• _Required action_: In your reply, repeat every entry exactly and skip over each picture.

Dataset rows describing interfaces

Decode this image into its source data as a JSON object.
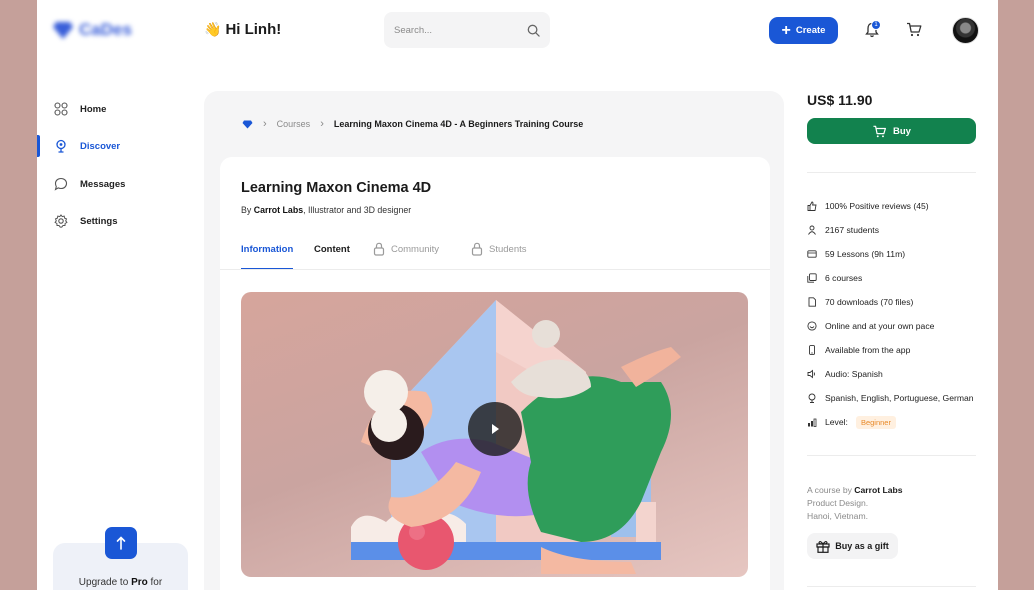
{
  "header": {
    "logo_text": "CaDes",
    "greeting_emoji": "👋",
    "greeting": "Hi Linh!",
    "search_placeholder": "Search...",
    "create_label": "Create",
    "notification_count": "1"
  },
  "sidebar": {
    "items": [
      {
        "label": "Home",
        "icon": "grid-icon"
      },
      {
        "label": "Discover",
        "icon": "discover-icon",
        "active": true
      },
      {
        "label": "Messages",
        "icon": "chat-icon"
      },
      {
        "label": "Settings",
        "icon": "gear-icon"
      }
    ],
    "upgrade_prefix": "Upgrade to ",
    "upgrade_pro": "Pro",
    "upgrade_suffix": " for"
  },
  "breadcrumb": {
    "courses": "Courses",
    "current": "Learning Maxon Cinema 4D - A Beginners Training Course"
  },
  "course": {
    "title": "Learning Maxon Cinema 4D",
    "by_prefix": "By ",
    "author": "Carrot Labs",
    "author_role": ", Illustrator and 3D designer",
    "tabs": [
      {
        "label": "Information",
        "state": "active"
      },
      {
        "label": "Content",
        "state": "normal"
      },
      {
        "label": "Community",
        "state": "locked"
      },
      {
        "label": "Students",
        "state": "locked"
      }
    ]
  },
  "purchase": {
    "price": "US$ 11.90",
    "buy_label": "Buy",
    "features": [
      {
        "icon": "thumbs-up-icon",
        "text": "100% Positive reviews (45)"
      },
      {
        "icon": "user-icon",
        "text": "2167 students"
      },
      {
        "icon": "video-icon",
        "text": "59 Lessons (9h 11m)"
      },
      {
        "icon": "courses-icon",
        "text": "6 courses"
      },
      {
        "icon": "file-icon",
        "text": "70 downloads (70 files)"
      },
      {
        "icon": "pace-icon",
        "text": "Online and at your own pace"
      },
      {
        "icon": "phone-icon",
        "text": "Available from the app"
      },
      {
        "icon": "speaker-icon",
        "text": "Audio: Spanish"
      },
      {
        "icon": "globe-icon",
        "text": "Spanish, English, Portuguese, German"
      },
      {
        "icon": "level-icon",
        "text": "Level:"
      }
    ],
    "level_value": "Beginner",
    "author_prefix": "A course by ",
    "author_name": "Carrot Labs",
    "author_line2": "Product Design.",
    "author_line3": "Hanoi, Vietnam.",
    "gift_label": "Buy as a gift"
  },
  "colors": {
    "accent": "#1a57d6",
    "buy": "#12824e",
    "background": "#c5a09a",
    "level_badge": "#e88a2a"
  }
}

• _Output of the exercise_:
Decode this image into its source data as a JSON object.
{
  "header": {
    "logo_text": "CaDes",
    "greeting_emoji": "👋",
    "greeting": "Hi Linh!",
    "search_placeholder": "Search...",
    "create_label": "Create",
    "notification_count": "1"
  },
  "sidebar": {
    "items": [
      {
        "label": "Home",
        "icon": "grid-icon"
      },
      {
        "label": "Discover",
        "icon": "discover-icon",
        "active": true
      },
      {
        "label": "Messages",
        "icon": "chat-icon"
      },
      {
        "label": "Settings",
        "icon": "gear-icon"
      }
    ],
    "upgrade_prefix": "Upgrade to ",
    "upgrade_pro": "Pro",
    "upgrade_suffix": " for"
  },
  "breadcrumb": {
    "courses": "Courses",
    "current": "Learning Maxon Cinema 4D - A Beginners Training Course"
  },
  "course": {
    "title": "Learning Maxon Cinema 4D",
    "by_prefix": "By ",
    "author": "Carrot Labs",
    "author_role": ", Illustrator and 3D designer",
    "tabs": [
      {
        "label": "Information",
        "state": "active"
      },
      {
        "label": "Content",
        "state": "normal"
      },
      {
        "label": "Community",
        "state": "locked"
      },
      {
        "label": "Students",
        "state": "locked"
      }
    ]
  },
  "purchase": {
    "price": "US$ 11.90",
    "buy_label": "Buy",
    "features": [
      {
        "icon": "thumbs-up-icon",
        "text": "100% Positive reviews (45)"
      },
      {
        "icon": "user-icon",
        "text": "2167 students"
      },
      {
        "icon": "video-icon",
        "text": "59 Lessons (9h 11m)"
      },
      {
        "icon": "courses-icon",
        "text": "6 courses"
      },
      {
        "icon": "file-icon",
        "text": "70 downloads (70 files)"
      },
      {
        "icon": "pace-icon",
        "text": "Online and at your own pace"
      },
      {
        "icon": "phone-icon",
        "text": "Available from the app"
      },
      {
        "icon": "speaker-icon",
        "text": "Audio: Spanish"
      },
      {
        "icon": "globe-icon",
        "text": "Spanish, English, Portuguese, German"
      },
      {
        "icon": "level-icon",
        "text": "Level:"
      }
    ],
    "level_value": "Beginner",
    "author_prefix": "A course by ",
    "author_name": "Carrot Labs",
    "author_line2": "Product Design.",
    "author_line3": "Hanoi, Vietnam.",
    "gift_label": "Buy as a gift"
  },
  "colors": {
    "accent": "#1a57d6",
    "buy": "#12824e",
    "background": "#c5a09a",
    "level_badge": "#e88a2a"
  }
}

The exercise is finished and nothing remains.